For nearly a decade, peer to peer lending has been all the rage. Not only does this have benefits for those who are looking to borrow money, but the same holds true for individuals who are willing to lend their cash.
Before we go any further, let’s take a closer look at the definition of peer to peer lending, as provided by Investopedia:
“A method of debt financing that enables individuals to borrow and lend money – without the use of an official financial institution as an intermediary. Peer-to-peer lending removes the middleman from the process, but it also involves more time, effort and risk than the general brick-and-mortar lending scenarios.”
Who Uses this System?
Traditionally, a person in need of a loan would visit a local bank to discuss their options. With peer to peer lending, this is no longer required. Instead, a borrower is able to request the money they require from other individuals.
Many people use this type of borrowing system for a variety of reasons, including but not limited to taking on a home improvement project, paying an unexpected medical bill, and buying a car.
The Pros and Cons
Before you get started with peer to peer lending, either as a borrower or lender, it is essential to understand the pros and cons. This is a big financial decision, so you need to know what you are doing every step of the way.
Here are three borrower benefits:
On the downside, consider the following:
While some people are only interested in borrowing money through a peer to peer lending service, others become part of the other side. These are the lenders.
The primary benefit to a lender is simple: the person has the ability to earn more money in interest than they would through a traditional investment, such as a CD or savings account.
Another benefit has nothing to do with money and everything to do with good will. Some people are down on their luck and unable to get a bank loan. You can help this person out by lending them the money they need. Of course, you must always have your best financial interests in mind.
There is a downside of being a peer to peer lender. The biggest risk is the chance of default. Just because you lend somebody money doesn’t mean they have to pay it back. Additionally, your funds are not typically insured.
The Top Peer to Peer Lending Services
If peer to peer lending sounds like something for you, either as a borrower or lender, it is time to learn more about the major players that make up the industry.
While there are always new services popping up, it is best to stick with those that have been proven reputable over the years. Here are the top five peer to peer lending sites:
The peer to peer lending industry is still in its infancy.
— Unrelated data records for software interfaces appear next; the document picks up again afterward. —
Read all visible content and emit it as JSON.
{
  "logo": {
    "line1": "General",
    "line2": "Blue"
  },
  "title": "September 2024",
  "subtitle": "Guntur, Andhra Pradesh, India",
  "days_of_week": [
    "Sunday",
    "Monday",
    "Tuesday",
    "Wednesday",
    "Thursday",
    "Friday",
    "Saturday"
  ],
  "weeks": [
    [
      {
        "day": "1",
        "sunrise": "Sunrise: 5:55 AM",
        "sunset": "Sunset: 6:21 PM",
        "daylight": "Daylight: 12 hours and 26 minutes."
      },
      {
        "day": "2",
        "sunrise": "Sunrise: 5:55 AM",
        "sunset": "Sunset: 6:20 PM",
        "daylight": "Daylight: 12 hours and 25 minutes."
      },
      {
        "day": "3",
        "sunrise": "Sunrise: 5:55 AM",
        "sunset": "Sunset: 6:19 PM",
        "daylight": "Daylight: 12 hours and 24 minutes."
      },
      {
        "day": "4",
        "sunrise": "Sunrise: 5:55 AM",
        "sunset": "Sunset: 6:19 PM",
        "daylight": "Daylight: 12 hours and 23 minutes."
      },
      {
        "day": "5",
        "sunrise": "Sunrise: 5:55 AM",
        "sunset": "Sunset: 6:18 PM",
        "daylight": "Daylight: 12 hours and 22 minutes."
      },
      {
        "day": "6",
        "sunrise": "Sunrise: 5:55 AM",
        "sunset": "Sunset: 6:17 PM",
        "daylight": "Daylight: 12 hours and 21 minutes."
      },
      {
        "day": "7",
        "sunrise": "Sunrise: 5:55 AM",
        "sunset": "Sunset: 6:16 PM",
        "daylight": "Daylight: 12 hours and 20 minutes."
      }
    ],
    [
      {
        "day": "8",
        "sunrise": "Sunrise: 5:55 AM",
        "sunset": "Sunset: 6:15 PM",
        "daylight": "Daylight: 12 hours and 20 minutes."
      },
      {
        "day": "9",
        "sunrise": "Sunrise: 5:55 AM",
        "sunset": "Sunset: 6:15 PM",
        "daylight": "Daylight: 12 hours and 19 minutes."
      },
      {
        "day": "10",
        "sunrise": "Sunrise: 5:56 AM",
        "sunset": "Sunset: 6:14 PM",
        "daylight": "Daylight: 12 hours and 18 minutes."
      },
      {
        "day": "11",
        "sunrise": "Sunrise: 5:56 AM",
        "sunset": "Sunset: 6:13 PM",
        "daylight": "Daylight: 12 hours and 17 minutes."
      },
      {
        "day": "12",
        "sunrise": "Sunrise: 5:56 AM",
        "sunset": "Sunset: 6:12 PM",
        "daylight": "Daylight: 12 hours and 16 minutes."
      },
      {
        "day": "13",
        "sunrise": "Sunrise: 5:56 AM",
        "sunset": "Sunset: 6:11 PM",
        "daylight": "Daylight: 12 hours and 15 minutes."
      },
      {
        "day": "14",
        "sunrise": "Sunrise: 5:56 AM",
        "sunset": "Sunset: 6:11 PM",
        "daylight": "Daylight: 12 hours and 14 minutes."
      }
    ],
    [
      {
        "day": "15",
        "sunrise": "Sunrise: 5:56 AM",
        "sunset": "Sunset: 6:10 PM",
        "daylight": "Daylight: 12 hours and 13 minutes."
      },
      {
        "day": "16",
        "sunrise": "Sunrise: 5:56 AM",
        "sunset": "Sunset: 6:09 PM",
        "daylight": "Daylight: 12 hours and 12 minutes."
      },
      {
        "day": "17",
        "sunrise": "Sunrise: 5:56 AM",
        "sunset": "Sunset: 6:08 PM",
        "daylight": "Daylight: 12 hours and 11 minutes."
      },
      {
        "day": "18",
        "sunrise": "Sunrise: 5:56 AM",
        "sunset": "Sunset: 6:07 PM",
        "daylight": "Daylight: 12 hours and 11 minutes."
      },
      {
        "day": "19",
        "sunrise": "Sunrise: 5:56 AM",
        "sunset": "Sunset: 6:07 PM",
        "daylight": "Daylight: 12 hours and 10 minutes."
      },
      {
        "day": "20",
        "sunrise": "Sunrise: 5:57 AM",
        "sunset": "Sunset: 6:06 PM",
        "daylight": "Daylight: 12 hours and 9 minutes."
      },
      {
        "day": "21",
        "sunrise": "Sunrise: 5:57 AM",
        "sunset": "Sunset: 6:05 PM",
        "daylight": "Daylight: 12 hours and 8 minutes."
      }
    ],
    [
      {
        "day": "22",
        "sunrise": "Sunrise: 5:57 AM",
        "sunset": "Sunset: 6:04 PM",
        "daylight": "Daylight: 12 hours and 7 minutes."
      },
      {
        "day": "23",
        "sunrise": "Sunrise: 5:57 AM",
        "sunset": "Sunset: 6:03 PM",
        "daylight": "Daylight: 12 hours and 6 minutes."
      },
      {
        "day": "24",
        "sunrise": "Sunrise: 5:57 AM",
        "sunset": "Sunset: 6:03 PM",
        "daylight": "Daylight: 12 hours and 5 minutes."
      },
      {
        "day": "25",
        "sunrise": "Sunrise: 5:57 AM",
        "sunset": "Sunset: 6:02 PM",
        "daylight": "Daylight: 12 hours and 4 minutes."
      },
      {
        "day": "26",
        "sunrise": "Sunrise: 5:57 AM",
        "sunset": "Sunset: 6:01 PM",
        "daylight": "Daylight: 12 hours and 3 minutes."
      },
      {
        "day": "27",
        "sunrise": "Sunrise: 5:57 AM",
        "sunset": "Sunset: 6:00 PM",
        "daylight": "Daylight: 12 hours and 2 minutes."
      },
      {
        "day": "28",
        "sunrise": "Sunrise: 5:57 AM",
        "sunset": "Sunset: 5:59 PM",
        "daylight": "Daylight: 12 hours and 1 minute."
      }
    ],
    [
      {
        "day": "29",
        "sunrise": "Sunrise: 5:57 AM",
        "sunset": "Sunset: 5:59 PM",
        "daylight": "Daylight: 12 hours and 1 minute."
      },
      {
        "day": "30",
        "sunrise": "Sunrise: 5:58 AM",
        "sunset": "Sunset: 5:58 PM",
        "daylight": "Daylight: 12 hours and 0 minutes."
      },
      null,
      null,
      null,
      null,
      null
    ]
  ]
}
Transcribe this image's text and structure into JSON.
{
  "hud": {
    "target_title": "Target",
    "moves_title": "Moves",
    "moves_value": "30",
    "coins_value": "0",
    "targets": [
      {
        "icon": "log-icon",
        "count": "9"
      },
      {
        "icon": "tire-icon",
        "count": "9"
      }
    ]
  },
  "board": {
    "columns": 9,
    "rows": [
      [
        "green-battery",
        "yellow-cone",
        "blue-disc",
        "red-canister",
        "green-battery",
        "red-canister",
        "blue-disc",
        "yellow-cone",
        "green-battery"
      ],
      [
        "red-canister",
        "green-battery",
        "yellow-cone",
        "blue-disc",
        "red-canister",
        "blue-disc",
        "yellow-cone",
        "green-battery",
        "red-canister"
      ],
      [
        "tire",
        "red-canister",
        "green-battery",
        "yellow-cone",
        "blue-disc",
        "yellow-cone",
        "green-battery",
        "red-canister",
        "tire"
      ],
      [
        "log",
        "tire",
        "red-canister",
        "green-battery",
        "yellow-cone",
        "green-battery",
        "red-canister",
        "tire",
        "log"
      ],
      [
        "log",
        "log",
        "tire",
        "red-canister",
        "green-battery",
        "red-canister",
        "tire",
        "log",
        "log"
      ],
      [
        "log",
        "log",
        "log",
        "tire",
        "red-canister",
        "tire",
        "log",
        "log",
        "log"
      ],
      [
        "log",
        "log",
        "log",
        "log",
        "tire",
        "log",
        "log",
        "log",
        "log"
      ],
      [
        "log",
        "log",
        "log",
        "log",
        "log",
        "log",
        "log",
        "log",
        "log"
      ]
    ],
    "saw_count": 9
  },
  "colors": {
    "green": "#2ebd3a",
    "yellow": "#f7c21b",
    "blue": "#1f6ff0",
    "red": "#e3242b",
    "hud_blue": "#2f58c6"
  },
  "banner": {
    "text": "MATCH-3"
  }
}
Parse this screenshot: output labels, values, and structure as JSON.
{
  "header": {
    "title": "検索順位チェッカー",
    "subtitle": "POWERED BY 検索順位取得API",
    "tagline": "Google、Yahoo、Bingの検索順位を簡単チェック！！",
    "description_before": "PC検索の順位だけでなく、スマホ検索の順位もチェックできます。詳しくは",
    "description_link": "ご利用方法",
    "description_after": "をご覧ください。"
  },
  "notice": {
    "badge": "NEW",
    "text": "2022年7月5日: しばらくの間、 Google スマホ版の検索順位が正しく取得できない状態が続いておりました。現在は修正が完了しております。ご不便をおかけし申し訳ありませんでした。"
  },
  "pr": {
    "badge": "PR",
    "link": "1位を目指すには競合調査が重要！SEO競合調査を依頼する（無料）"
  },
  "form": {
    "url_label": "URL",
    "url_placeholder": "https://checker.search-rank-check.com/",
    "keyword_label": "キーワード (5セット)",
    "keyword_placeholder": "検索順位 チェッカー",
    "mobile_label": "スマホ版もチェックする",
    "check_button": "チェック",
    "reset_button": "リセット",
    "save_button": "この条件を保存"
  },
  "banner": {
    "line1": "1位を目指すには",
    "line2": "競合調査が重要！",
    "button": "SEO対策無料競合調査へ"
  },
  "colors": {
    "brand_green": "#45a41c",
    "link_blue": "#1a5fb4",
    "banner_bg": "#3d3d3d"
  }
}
That being said, borrowers and lenders continue to rely on the services above, among others, to get involved. Understanding the pros and cons, as well as other related details, is the best way to understand if this is the right financial decision for you.
Chris Fuller went to the University of South Florida and has worked in the financial sector for over 20 years. He has extensive experience in all aspects of personal and small business lending, from personal loans, equipment finance to cash flow based solutions for small mom and pop businesses, and large corporations.